To do | The answer must be the number of lines in the listing below that contain "객실배정", and nothing else.

** Opening Task input block **

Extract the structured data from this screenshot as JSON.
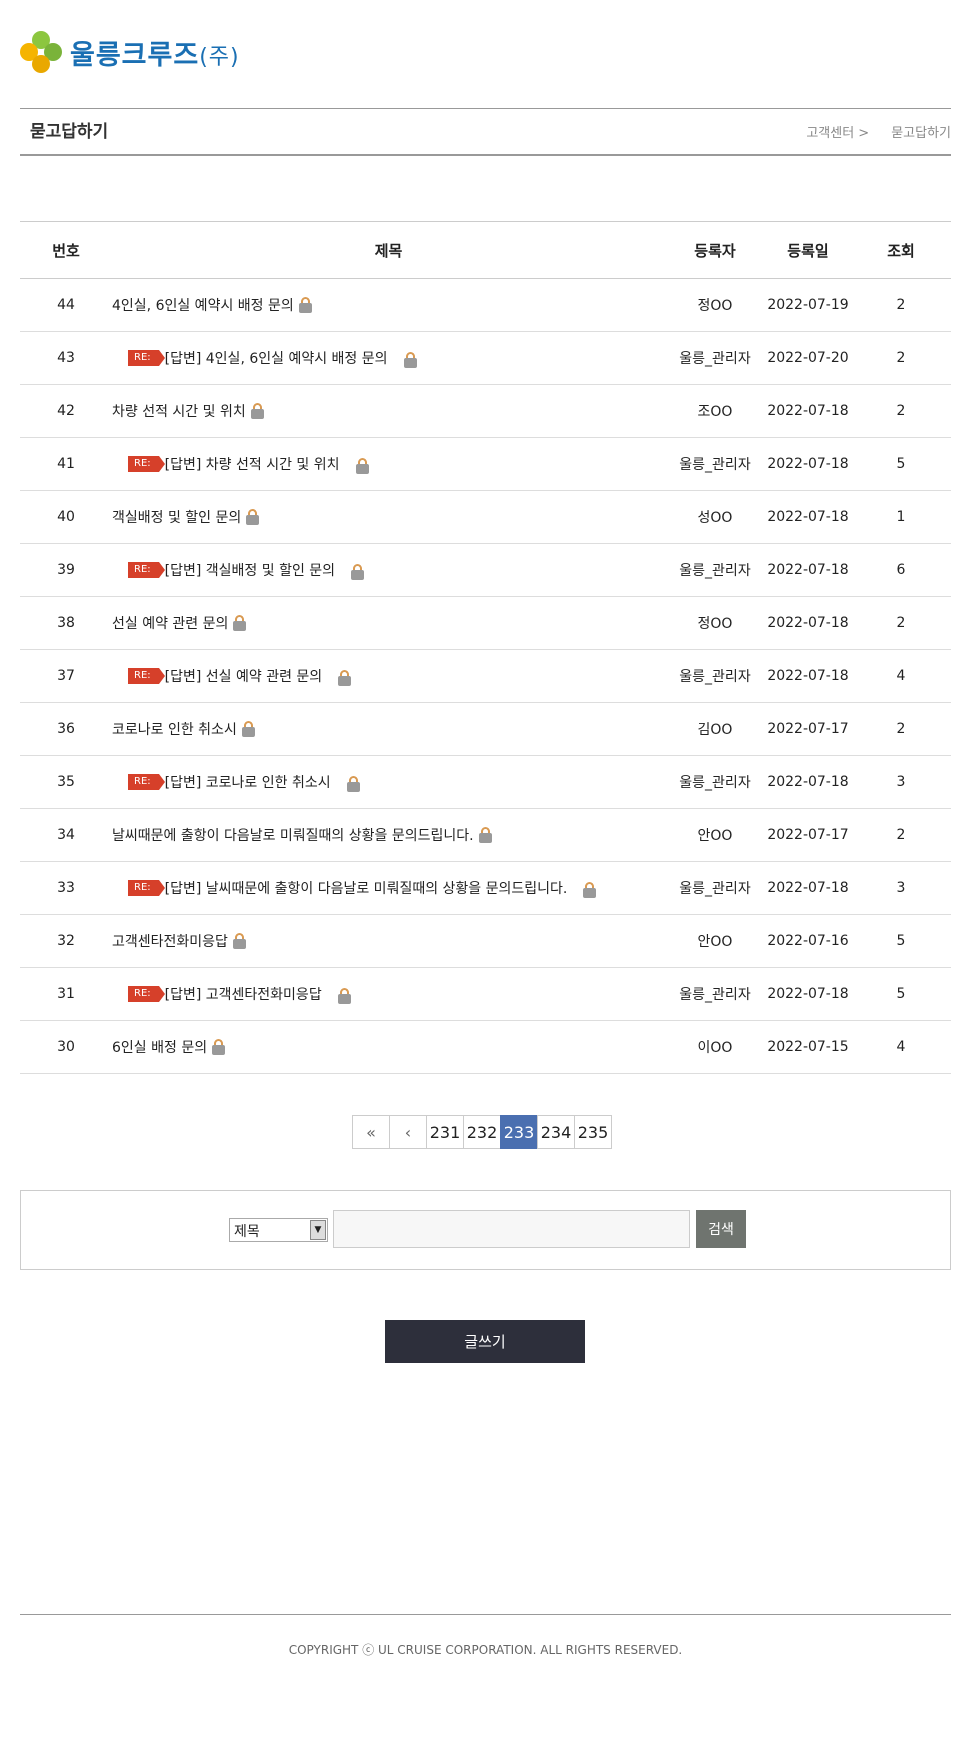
{
  "brand": {
    "name": "울릉크루즈",
    "suffix": "(주)"
  },
  "titlebar": {
    "title": "묻고답하기",
    "breadcrumb": [
      "고객센터 >",
      "묻고답하기"
    ]
  },
  "table": {
    "headers": [
      "번호",
      "제목",
      "등록자",
      "등록일",
      "조회"
    ],
    "rows": [
      {
        "no": "44",
        "reply": false,
        "title": "4인실, 6인실 예약시 배정 문의",
        "author": "정OO",
        "date": "2022-07-19",
        "views": "2"
      },
      {
        "no": "43",
        "reply": true,
        "title": "[답변] 4인실, 6인실 예약시 배정 문의",
        "author": "울릉_관리자",
        "date": "2022-07-20",
        "views": "2"
      },
      {
        "no": "42",
        "reply": false,
        "title": "차량 선적 시간 및 위치",
        "author": "조OO",
        "date": "2022-07-18",
        "views": "2"
      },
      {
        "no": "41",
        "reply": true,
        "title": "[답변] 차량 선적 시간 및 위치",
        "author": "울릉_관리자",
        "date": "2022-07-18",
        "views": "5"
      },
      {
        "no": "40",
        "reply": false,
        "title": "객실배정 및 할인 문의",
        "author": "성OO",
        "date": "2022-07-18",
        "views": "1"
      },
      {
        "no": "39",
        "reply": true,
        "title": "[답변] 객실배정 및 할인 문의",
        "author": "울릉_관리자",
        "date": "2022-07-18",
        "views": "6"
      },
      {
        "no": "38",
        "reply": false,
        "title": "선실 예약 관련 문의",
        "author": "정OO",
        "date": "2022-07-18",
        "views": "2"
      },
      {
        "no": "37",
        "reply": true,
        "title": "[답변] 선실 예약 관련 문의",
        "author": "울릉_관리자",
        "date": "2022-07-18",
        "views": "4"
      },
      {
        "no": "36",
        "reply": false,
        "title": "코로나로 인한 취소시",
        "author": "김OO",
        "date": "2022-07-17",
        "views": "2"
      },
      {
        "no": "35",
        "reply": true,
        "title": "[답변] 코로나로 인한 취소시",
        "author": "울릉_관리자",
        "date": "2022-07-18",
        "views": "3"
      },
      {
        "no": "34",
        "reply": false,
        "title": "날씨때문에 출항이 다음날로 미뤄질때의 상황을 문의드립니다.",
        "author": "안OO",
        "date": "2022-07-17",
        "views": "2"
      },
      {
        "no": "33",
        "reply": true,
        "title": "[답변] 날씨때문에 출항이 다음날로 미뤄질때의 상황을 문의드립니다.",
        "author": "울릉_관리자",
        "date": "2022-07-18",
        "views": "3"
      },
      {
        "no": "32",
        "reply": false,
        "title": "고객센타전화미응답",
        "author": "안OO",
        "date": "2022-07-16",
        "views": "5"
      },
      {
        "no": "31",
        "reply": true,
        "title": "[답변] 고객센타전화미응답",
        "author": "울릉_관리자",
        "date": "2022-07-18",
        "views": "5"
      },
      {
        "no": "30",
        "reply": false,
        "title": "6인실 배정 문의",
        "author": "이OO",
        "date": "2022-07-15",
        "views": "4"
      }
    ],
    "re_label": "RE:"
  },
  "pagination": {
    "first": "«",
    "prev": "‹",
    "pages": [
      "231",
      "232",
      "233",
      "234",
      "235"
    ],
    "current": "233"
  },
  "search": {
    "select_value": "제목",
    "input_value": "",
    "button": "검색"
  },
  "write_button": "글쓰기",
  "footer": "COPYRIGHT ⓒ UL CRUISE CORPORATION. ALL RIGHTS RESERVED.",
  "colors": {
    "brand": "#1a6fb3",
    "re_badge": "#d6402a",
    "page_active": "#4a6fb0",
    "write_btn": "#2d2f3b"
  },
  "icons": {
    "lock": "lock-icon"
  }
}
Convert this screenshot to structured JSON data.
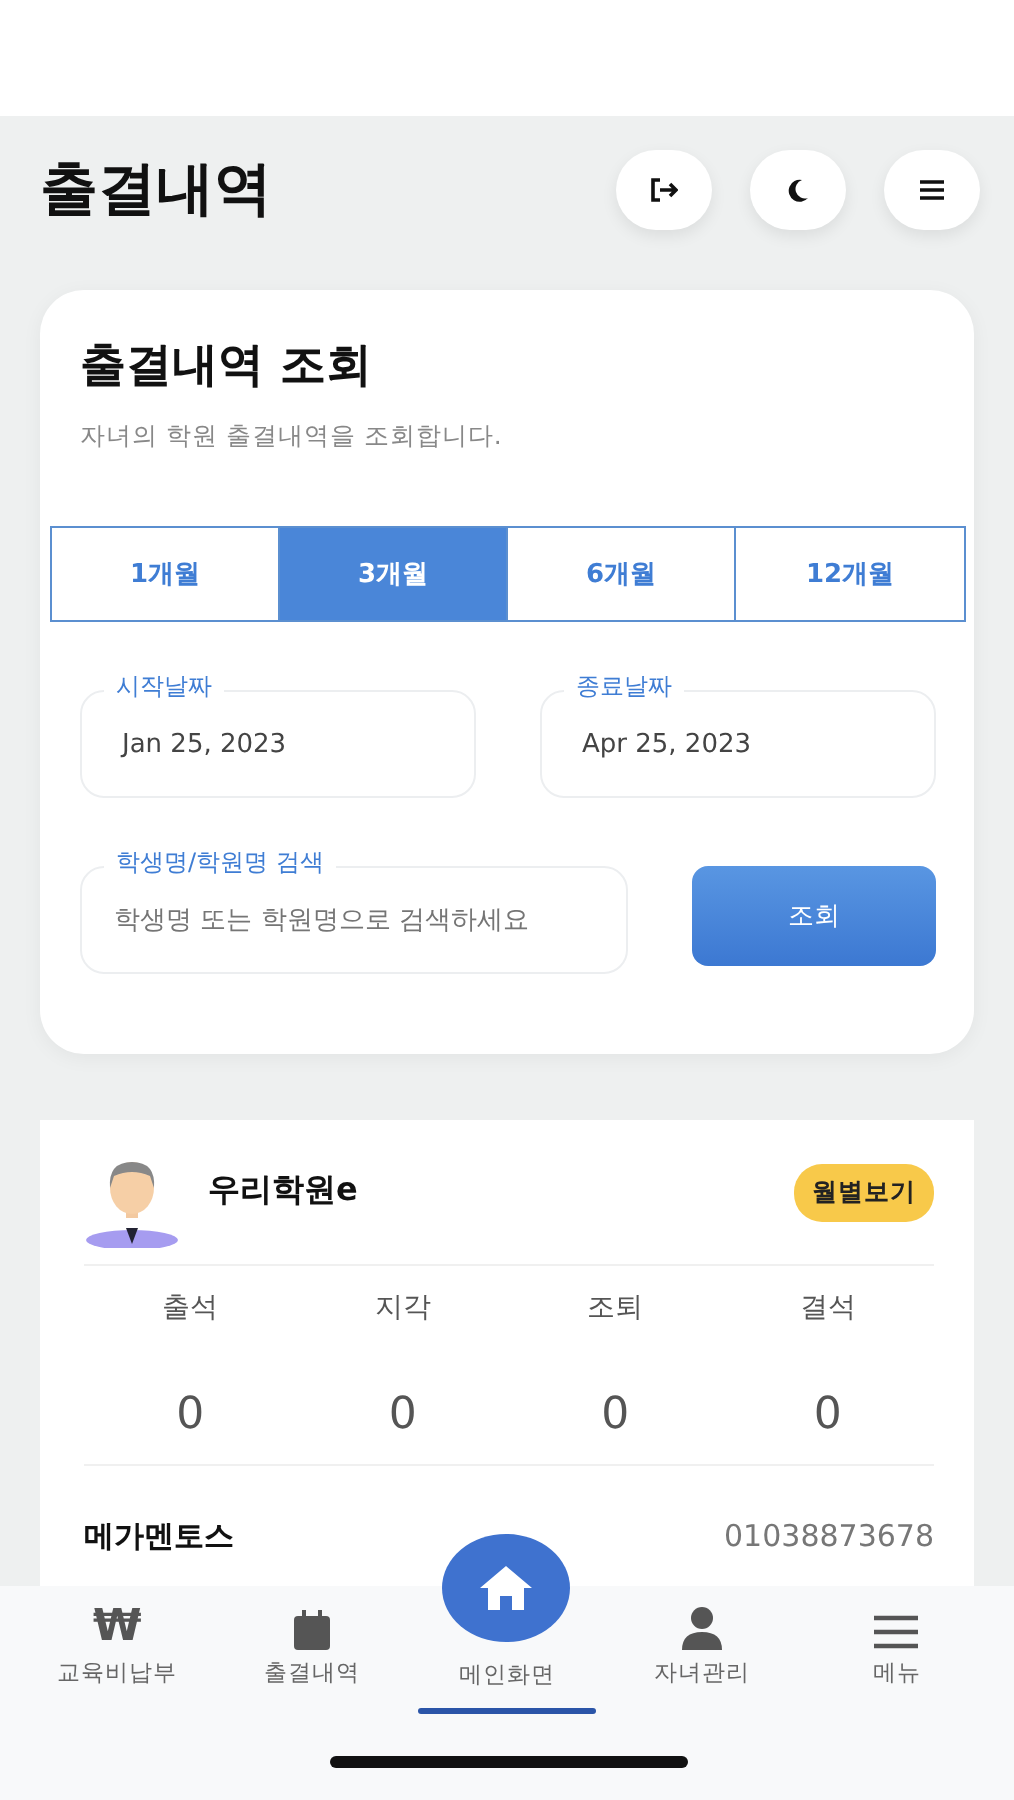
{
  "header": {
    "title": "출결내역"
  },
  "query": {
    "title": "출결내역 조회",
    "subtitle": "자녀의 학원 출결내역을 조회합니다.",
    "periods": [
      {
        "label": "1개월",
        "selected": false
      },
      {
        "label": "3개월",
        "selected": true
      },
      {
        "label": "6개월",
        "selected": false
      },
      {
        "label": "12개월",
        "selected": false
      }
    ],
    "start_date": {
      "label": "시작날짜",
      "value": "Jan 25, 2023"
    },
    "end_date": {
      "label": "종료날짜",
      "value": "Apr 25, 2023"
    },
    "search": {
      "label": "학생명/학원명 검색",
      "placeholder": "학생명 또는 학원명으로 검색하세요"
    },
    "submit": "조회"
  },
  "academy": {
    "name": "우리학원e",
    "badge": "월별보기",
    "stats": [
      {
        "label": "출석",
        "value": "0"
      },
      {
        "label": "지각",
        "value": "0"
      },
      {
        "label": "조퇴",
        "value": "0"
      },
      {
        "label": "결석",
        "value": "0"
      }
    ],
    "info": {
      "label": "메가멘토스",
      "value": "01038873678"
    }
  },
  "nav": [
    {
      "icon": "₩",
      "label": "교육비납부",
      "selected": false
    },
    {
      "label": "출결내역",
      "selected": false
    },
    {
      "label": "메인화면",
      "selected": true
    },
    {
      "label": "자녀관리",
      "selected": false
    },
    {
      "label": "메뉴",
      "selected": false
    }
  ]
}
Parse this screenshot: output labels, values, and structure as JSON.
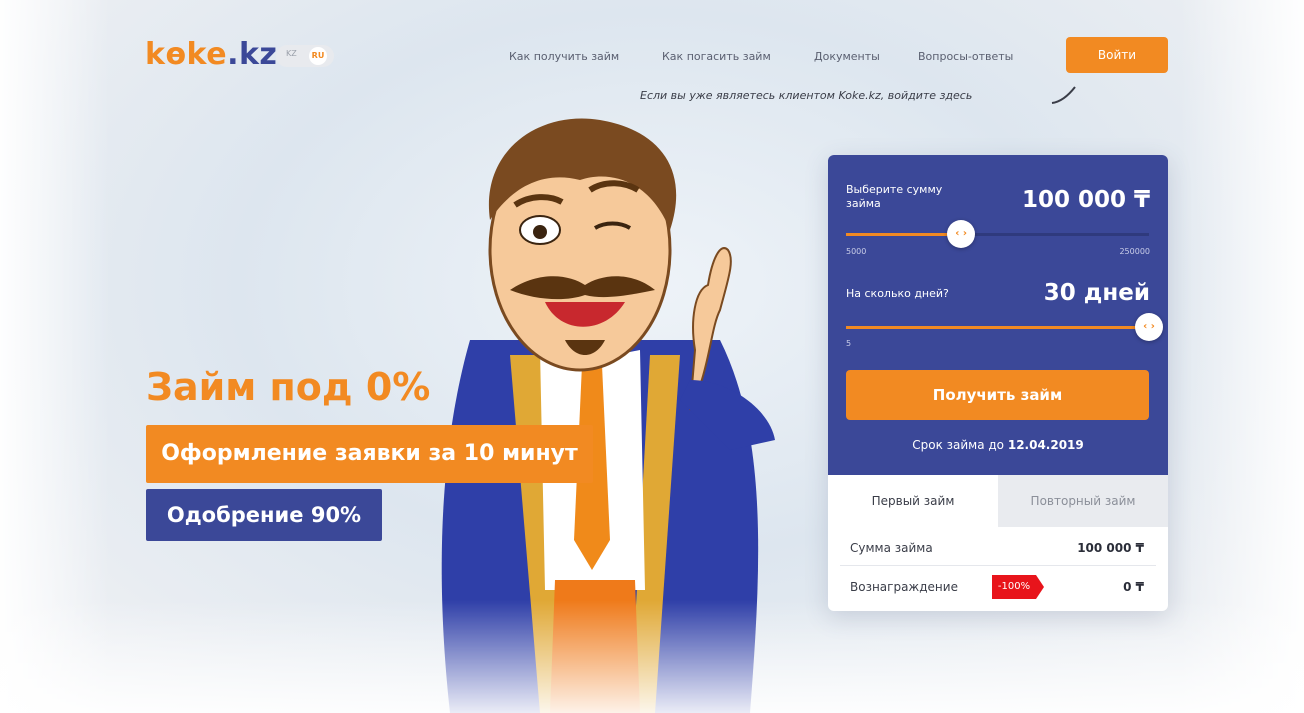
{
  "header": {
    "logo_main": "kөke",
    "logo_tld": ".kz",
    "lang": {
      "kz": "KZ",
      "ru": "RU"
    },
    "nav": [
      "Как получить займ",
      "Как погасить займ",
      "Документы",
      "Вопросы-ответы"
    ],
    "login_label": "Войти",
    "hint": "Если вы уже являетесь клиентом Koke.kz, войдите здесь"
  },
  "promo": {
    "title": "Займ под 0%",
    "badge_orange": "Оформление заявки за 10 минут",
    "badge_blue": "Одобрение 90%"
  },
  "calculator": {
    "amount_label_line1": "Выберите сумму",
    "amount_label_line2": "займа",
    "amount_value": "100 000 ₸",
    "amount_min": "5000",
    "amount_max": "250000",
    "amount_fraction": 0.38,
    "days_label": "На сколько дней?",
    "days_value": "30 дней",
    "days_min": "5",
    "days_fraction": 1.0,
    "submit_label": "Получить займ",
    "term_prefix": "Срок займа до ",
    "term_date": "12.04.2019",
    "tabs": {
      "first": "Первый займ",
      "repeat": "Повторный займ"
    },
    "rows": {
      "sum_label": "Сумма займа",
      "sum_value": "100 000 ₸",
      "reward_label": "Вознаграждение",
      "reward_badge": "-100%",
      "reward_value": "0 ₸"
    }
  },
  "colors": {
    "brand_orange": "#f28a22",
    "brand_blue": "#3b4898",
    "discount_red": "#e8141b"
  },
  "icons": [
    "slider-handle-icon",
    "curved-arrow-icon",
    "mascot-illustration"
  ]
}
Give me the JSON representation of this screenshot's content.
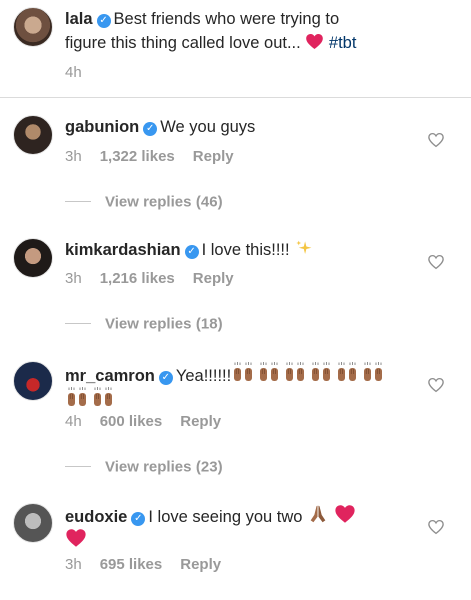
{
  "post": {
    "username": "lala",
    "caption_line1": "Best friends who were trying to",
    "caption_line2": "figure this thing called love out...",
    "hashtag": "#tbt",
    "time": "4h"
  },
  "view_replies_prefix": "View replies",
  "comments": [
    {
      "username": "gabunion",
      "text": "We you guys",
      "time": "3h",
      "likes": "1,322 likes",
      "reply": "Reply",
      "replies": "(46)"
    },
    {
      "username": "kimkardashian",
      "text": "I love this!!!!",
      "time": "3h",
      "likes": "1,216 likes",
      "reply": "Reply",
      "replies": "(18)"
    },
    {
      "username": "mr_camron",
      "text": "Yea!!!!!!",
      "time": "4h",
      "likes": "600 likes",
      "reply": "Reply",
      "replies": "(23)"
    },
    {
      "username": "eudoxie",
      "text": "I love seeing you two",
      "time": "3h",
      "likes": "695 likes",
      "reply": "Reply"
    }
  ],
  "icons": {
    "verified": "verified-badge-icon",
    "like": "heart-outline-icon",
    "red_heart": "red-heart-emoji",
    "sparkles": "sparkles-emoji",
    "raising_hands": "raising-hands-emoji",
    "folded_hands": "folded-hands-emoji"
  },
  "colors": {
    "verified_blue": "#3897f0",
    "hashtag": "#003569",
    "meta_gray": "#999999",
    "heart_red": "#e0245e"
  }
}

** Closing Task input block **

Answer to the exercise | 2